  • Jigsaw (now was acquired by Salesforce a number of years ago as a sales intelligence tool.  At the time, it was the most powerful tool on the market.  Other than renaming the product and integrating it with the Salesforce product suite, the product then stagnated.  In fact, because it was so closely associated with now, it probably didn’t enjoy adoption among other CRM users the way that it otherwise would have.  Then along came companies like InsideView and Netprospex, which quickly surpassed the capabilities found in  But the Salesforce move forced MIcrosoft’s hand, and Microsoft developed an alliance with InsideView to compete.  While the moves by Salesforce and by Microsoft were both good for their customers in the short-term, it resulted in products that may now be more aligned with individual solutions – and as a result may not get the same innovative new features that they would have otherwise.

  • MarketingPilot (acquired by Microsoft and now called Dynamics Marketing) and ExactTarget (acquired by Salesforce) – both are enterprise marketing tools.  Again, both acquisitions appear to be a short-term boon to users of the individual CRM platforms.  Both organizations are integrating these tools with their solutions in a way that significantly accelerates the marketing functionality beyond what was previously available.  But expect their attention to drift to other areas and for their marketing functionality to fall behind (just as it had up until about a year ago) as the marketplace identifies important new marketing CRM functionality.  Meanwhile, third parties will now have little incentive to develop competing products, because they simply cannot compete against the built in functionality.  So as the focus of Salesforce and Microsoft drifts to other areas (as it must), not only will their marketing features begin to lag, but there will be no new competitive offering to take their place for a long time.

Does this mean that you shouldn’t avail yourself of these great new offerings by both companies?  Of course not – right now they’re the best decision you can make if you need those features.  But it does mean that, longer-term, you will likely be frustrated when you need a new capability and it takes years for it to be added to the solution that you’re using … with no integrated third party offerings available either.

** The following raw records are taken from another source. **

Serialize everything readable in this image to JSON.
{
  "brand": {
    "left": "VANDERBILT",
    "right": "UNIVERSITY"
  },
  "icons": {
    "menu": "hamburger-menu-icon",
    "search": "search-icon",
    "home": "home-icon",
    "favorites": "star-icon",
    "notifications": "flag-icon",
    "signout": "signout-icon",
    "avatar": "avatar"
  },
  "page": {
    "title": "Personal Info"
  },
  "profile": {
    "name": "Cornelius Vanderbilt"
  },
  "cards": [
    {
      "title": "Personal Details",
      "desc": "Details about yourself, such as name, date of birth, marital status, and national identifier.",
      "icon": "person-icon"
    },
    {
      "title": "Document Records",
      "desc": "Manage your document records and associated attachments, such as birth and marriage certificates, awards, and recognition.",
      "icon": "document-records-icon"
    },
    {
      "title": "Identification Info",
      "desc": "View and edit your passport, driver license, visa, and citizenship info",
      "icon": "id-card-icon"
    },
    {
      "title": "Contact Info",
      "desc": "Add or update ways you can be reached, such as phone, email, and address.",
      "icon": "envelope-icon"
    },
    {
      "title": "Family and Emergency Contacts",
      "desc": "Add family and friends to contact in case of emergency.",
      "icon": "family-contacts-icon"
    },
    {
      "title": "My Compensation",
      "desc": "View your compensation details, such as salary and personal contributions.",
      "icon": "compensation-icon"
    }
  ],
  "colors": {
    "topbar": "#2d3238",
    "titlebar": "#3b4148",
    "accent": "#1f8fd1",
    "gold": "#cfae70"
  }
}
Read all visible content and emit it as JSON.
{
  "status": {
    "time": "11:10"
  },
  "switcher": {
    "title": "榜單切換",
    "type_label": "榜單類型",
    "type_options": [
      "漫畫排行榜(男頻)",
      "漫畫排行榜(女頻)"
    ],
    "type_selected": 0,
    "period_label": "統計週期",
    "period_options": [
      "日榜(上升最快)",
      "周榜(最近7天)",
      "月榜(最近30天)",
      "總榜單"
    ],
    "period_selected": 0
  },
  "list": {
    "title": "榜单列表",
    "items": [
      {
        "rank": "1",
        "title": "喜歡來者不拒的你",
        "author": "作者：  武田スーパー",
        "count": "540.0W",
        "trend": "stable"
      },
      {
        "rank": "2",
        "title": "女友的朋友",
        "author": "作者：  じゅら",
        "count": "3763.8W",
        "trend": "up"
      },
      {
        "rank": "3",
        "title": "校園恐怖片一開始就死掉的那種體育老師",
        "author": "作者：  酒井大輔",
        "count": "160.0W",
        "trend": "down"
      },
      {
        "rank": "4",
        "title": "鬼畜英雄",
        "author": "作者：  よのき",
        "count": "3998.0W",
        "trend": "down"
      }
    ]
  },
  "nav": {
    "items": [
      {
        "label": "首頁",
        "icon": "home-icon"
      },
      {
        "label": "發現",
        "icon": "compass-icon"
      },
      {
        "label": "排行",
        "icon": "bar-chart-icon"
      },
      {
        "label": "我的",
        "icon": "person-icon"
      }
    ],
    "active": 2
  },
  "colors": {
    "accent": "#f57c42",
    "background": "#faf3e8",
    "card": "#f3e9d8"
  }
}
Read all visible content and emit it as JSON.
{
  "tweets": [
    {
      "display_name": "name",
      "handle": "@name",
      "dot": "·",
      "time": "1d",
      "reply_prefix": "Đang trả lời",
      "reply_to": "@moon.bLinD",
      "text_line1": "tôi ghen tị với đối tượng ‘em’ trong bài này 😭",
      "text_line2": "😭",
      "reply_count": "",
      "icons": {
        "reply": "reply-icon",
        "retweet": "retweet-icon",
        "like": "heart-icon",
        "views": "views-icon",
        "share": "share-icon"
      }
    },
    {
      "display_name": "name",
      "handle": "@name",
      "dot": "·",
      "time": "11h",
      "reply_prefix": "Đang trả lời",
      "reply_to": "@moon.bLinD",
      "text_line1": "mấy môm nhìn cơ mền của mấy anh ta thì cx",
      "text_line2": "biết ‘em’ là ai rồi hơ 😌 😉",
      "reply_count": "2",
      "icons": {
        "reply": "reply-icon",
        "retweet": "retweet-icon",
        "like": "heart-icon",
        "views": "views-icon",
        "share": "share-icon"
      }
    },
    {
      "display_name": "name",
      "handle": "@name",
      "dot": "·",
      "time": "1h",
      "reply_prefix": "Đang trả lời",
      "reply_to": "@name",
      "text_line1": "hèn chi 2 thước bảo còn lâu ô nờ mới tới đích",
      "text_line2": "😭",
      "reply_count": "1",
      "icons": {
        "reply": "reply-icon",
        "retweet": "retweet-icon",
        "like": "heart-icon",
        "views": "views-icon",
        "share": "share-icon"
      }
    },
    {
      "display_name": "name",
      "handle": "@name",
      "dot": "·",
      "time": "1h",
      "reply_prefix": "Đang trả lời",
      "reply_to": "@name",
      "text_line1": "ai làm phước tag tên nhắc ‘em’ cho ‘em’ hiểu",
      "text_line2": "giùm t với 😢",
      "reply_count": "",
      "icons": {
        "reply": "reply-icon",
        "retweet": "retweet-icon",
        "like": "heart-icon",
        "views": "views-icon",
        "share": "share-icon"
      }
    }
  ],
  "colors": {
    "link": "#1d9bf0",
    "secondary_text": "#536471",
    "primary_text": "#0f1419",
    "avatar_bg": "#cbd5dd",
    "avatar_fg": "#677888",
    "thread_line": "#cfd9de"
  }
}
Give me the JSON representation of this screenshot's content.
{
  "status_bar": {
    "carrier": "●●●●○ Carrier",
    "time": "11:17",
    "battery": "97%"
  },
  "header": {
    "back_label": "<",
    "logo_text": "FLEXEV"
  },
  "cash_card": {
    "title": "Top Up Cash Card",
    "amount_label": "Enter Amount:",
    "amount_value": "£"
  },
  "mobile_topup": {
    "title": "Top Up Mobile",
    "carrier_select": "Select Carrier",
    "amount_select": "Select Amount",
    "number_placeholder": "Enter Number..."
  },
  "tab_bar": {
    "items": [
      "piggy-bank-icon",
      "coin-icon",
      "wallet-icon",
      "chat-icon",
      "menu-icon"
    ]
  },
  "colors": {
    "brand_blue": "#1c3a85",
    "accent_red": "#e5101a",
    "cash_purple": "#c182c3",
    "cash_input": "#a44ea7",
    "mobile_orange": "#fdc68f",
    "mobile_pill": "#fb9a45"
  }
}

So my personal hope is that this partnership will help Salesforce to rethink their financial, acquisition, and sales strategies.  It would be great to see Salesforce become a solid and profitable competitor.  And it would be great to see a flourishing market of third party tools that integrate with BOTH of these great CRM tools (and others too).